When Olivia Brown was born April 4, 1995 at the Grace Hospital, family friend and visual artist Ron Pelley had also been admitted there, as he was having an operation on his hands — he had rheumatoid arthritis. Olivia’s mother, writer/director/performer Lois Brown, brought her newborn to visit him. They discovered, along with the coincidence of being in the same institution at the same time, that Pelley and Olivia also shared a birthday (he was born in 1945 in Bishop’s Falls). “He decided that he was going to make a painting for Olivia every year until she was 16,” said Brown. The works would show apples, and the number featured would match Olivia’s age.
Pelley made 13 pieces before dying of complications from his illness. On this birthday, Olivia’s 16th, there will be a private showing of all the “Apples”.
They are, as the title suggests, all centred on apples, but the range of composition and style is lovely, intriguing and exhilarating. The first is a single red apple, in acrylic on paper, a realistic still life. Then Pelley turned to digital techniques, bringing all his artistic training to this new, and arguably under-appreciated, medium. Previously he’d created portraits, landscapes and still lifes in acrylic, egg tempera and watercolour. (He was represented by the Mauskopf Gallery on Duckworth Street, and his commissions included projects for the Johnson Foundation.) Unable to do brushwork because of his arthritis, he harnessed the potential of a Pentium 1-200 and his imagination, and his generosity, grew from there.
In the third piece, three green apples glow pristinely, framed as a stamp. In the sixth, a half-dozen candied apples stand on crinkling silver foil. Later images pair apples with jesters, harlequins and Alice in Wonderland. The apples are juggled, set in rocky landscapes, crated like neon-hued marbles, or suspended and orbiting in a low constellation of fantastic moons. There’s lot of play of patterns with patterns, some whimsical references to the earlier pieces, and gorgeous palettes of sleek and lustrous colours.

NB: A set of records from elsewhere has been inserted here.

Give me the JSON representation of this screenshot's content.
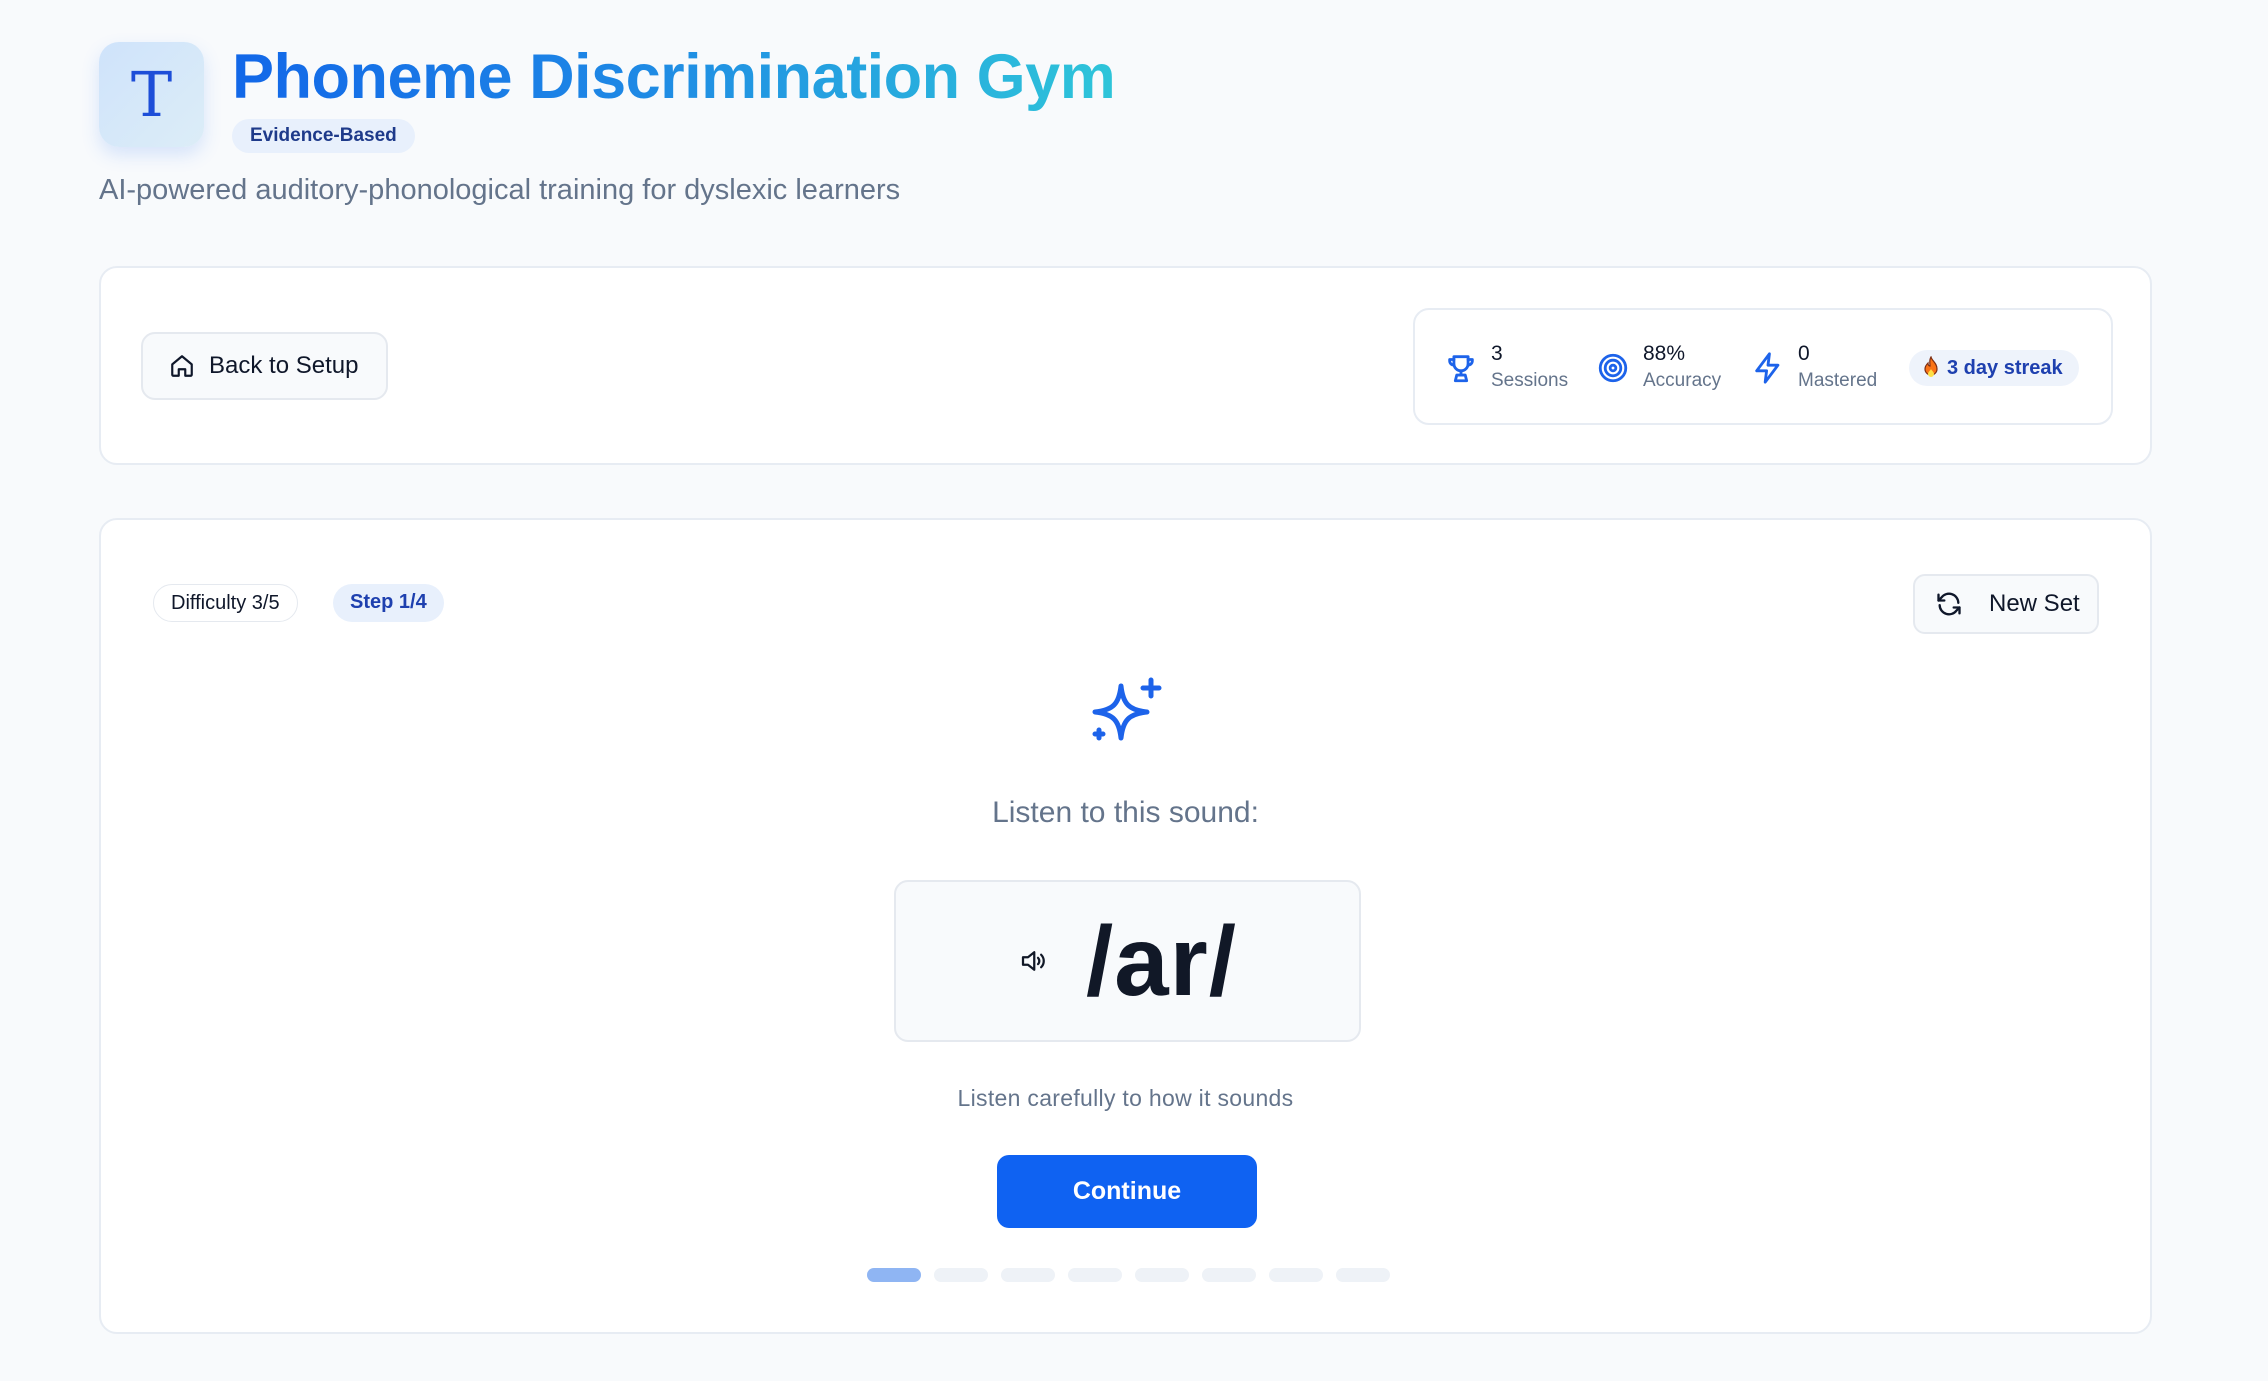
{
  "header": {
    "icon_letter": "T",
    "title": "Phoneme Discrimination Gym",
    "badge": "Evidence-Based",
    "subtitle": "AI-powered auditory-phonological training for dyslexic learners"
  },
  "toolbar": {
    "back_label": "Back to Setup",
    "stats": [
      {
        "value": "3",
        "label": "Sessions",
        "icon": "trophy-icon"
      },
      {
        "value": "88%",
        "label": "Accuracy",
        "icon": "target-icon"
      },
      {
        "value": "0",
        "label": "Mastered",
        "icon": "lightning-icon"
      }
    ],
    "streak": "3 day streak"
  },
  "exercise": {
    "difficulty": "Difficulty 3/5",
    "step": "Step 1/4",
    "new_set_label": "New Set",
    "prompt": "Listen to this sound:",
    "phoneme": "/ar/",
    "hint": "Listen carefully to how it sounds",
    "continue_label": "Continue",
    "progress_total": 8,
    "progress_current": 1
  },
  "colors": {
    "accent": "#0f62f2",
    "title_gradient_start": "#1267e8",
    "title_gradient_end": "#2ec5d9"
  }
}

“By the time you reach 16 you have a certain amount of maturity, a certain amount of knowledge to go out into the world. And you become an individual.” - Rhonda Pelley
Why apples? “It was the tree of knowledge,” said Rhonda Pelley, Pelley’s daughter and another visual artist (they had shown work together). “By the time you reach 16 you have a certain amount of maturity, a certain amount of knowledge to go out into the world. And you become an individual.”
“Certainly, the kind of man he was, he would be aware of every possible symbolic meaning,” said Brown. Without doubt, these apples possess many aspects. Their shapes are classic for still life, but can be configured into many scenarios. Their surfaces unblemished and fresh; these apples are all future.
The first “Birthday” pieces came “before anyone considered digital work an art form,” said Brown, pointing out that early photographers met the same critical reaction. “It took a long time for people to understand the artistry he brought to the work he was doing. So this is also a history of his progression. I refer to them as paintings. I don’t feel I have to explain using that term.”
“They really are paintings,” said Rhonda Pelley. “He used all of his painterly techniques, digitally.”
As for Olivia, she feels no need of qualifying her response. “They’re all pretty amazing,” she said.
Pelley always intended to exhibit them all together. “It always seemed that 16 was so far away,” said Rhonda Pelley.
A public exhibition of the works may come later; in the meantime Pelley’s family continues to catalogue the thousands of images he has left behind. These can be seen at http://ronpelley.mosaicglobe.com.
“His work is really underacknowledged,” said Brown. “He had such a passion for creating.”